> _Aim of the exercise_:
Copy out each line of the entries below in which the string "Headache" appears.

Start of Data excerpts

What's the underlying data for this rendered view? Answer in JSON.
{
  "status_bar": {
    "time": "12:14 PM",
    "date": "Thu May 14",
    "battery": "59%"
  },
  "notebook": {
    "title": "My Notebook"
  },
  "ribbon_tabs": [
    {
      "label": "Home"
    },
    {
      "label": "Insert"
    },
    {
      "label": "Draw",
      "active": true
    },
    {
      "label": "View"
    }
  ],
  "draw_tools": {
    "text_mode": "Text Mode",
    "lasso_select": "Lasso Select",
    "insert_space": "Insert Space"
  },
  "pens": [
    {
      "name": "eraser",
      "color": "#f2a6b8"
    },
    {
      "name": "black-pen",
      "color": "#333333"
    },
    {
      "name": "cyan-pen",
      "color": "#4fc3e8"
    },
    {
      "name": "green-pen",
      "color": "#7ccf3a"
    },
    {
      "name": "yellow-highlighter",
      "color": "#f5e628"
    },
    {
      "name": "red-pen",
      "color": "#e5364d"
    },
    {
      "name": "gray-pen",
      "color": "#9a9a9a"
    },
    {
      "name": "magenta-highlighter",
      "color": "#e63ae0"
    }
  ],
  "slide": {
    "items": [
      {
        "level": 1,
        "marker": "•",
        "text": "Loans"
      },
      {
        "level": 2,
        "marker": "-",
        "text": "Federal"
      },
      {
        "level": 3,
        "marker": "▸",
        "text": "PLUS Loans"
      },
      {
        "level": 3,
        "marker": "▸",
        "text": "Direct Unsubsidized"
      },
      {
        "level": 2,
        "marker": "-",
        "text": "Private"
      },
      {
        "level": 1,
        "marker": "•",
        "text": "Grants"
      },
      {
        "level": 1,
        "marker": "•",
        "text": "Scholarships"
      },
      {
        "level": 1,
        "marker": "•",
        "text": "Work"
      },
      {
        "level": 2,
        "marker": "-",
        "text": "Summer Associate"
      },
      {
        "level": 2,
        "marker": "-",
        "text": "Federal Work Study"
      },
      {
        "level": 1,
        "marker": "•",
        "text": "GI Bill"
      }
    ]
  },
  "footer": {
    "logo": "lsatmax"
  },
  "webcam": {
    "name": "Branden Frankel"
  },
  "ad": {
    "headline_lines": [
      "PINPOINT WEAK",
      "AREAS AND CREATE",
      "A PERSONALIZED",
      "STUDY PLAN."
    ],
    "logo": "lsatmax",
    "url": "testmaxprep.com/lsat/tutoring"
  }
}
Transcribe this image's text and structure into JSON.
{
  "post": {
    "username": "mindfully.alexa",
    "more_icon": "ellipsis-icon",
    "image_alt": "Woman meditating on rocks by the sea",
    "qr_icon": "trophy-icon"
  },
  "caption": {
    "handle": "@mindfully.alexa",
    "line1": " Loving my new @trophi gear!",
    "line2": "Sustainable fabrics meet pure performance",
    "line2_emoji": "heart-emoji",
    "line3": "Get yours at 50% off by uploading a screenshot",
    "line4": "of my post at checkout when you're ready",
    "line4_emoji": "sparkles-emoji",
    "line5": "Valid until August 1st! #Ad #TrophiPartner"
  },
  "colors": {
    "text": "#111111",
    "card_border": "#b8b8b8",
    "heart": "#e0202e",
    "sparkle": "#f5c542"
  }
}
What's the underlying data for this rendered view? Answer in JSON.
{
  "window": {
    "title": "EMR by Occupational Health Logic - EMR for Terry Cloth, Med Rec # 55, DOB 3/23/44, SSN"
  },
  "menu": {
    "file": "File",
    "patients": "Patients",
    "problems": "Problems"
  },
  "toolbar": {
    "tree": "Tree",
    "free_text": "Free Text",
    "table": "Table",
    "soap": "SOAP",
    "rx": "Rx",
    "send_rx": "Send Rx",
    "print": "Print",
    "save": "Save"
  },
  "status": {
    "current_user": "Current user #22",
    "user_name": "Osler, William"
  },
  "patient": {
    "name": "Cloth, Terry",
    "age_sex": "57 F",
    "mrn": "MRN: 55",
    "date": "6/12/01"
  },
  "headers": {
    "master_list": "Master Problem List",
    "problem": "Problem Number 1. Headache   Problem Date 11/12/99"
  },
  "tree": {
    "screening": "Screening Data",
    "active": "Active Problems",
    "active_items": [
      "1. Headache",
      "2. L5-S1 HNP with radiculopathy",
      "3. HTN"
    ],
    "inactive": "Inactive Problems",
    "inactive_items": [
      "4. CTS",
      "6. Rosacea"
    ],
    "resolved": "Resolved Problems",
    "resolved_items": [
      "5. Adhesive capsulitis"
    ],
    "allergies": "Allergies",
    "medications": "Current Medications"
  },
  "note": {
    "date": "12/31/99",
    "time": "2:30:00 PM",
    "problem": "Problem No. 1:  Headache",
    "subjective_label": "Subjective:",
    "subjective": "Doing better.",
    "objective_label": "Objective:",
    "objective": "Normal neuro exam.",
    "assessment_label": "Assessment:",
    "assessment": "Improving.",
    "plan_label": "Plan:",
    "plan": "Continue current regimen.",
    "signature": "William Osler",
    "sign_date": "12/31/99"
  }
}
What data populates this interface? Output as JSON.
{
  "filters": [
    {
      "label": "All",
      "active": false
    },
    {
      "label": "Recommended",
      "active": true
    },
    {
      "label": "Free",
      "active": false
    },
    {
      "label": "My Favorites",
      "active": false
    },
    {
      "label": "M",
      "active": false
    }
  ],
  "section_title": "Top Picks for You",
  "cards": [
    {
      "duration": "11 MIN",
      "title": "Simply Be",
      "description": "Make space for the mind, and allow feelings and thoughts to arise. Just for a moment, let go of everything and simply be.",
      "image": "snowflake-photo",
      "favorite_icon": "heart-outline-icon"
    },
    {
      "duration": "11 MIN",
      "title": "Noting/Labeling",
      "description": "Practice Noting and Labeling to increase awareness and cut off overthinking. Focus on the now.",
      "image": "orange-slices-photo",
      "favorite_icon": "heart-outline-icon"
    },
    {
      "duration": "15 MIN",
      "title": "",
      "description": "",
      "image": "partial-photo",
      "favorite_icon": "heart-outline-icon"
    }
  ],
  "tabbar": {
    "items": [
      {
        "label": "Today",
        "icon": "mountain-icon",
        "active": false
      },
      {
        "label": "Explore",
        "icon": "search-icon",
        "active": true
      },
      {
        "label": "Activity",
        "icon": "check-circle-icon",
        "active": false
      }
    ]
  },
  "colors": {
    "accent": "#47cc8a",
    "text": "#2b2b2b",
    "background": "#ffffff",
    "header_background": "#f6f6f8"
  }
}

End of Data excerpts

> _Answer to this problem_:
    "problem": "Problem Number 1. Headache   Problem Date 11/12/99"
      "1. Headache",
    "problem": "Problem No. 1:  Headache",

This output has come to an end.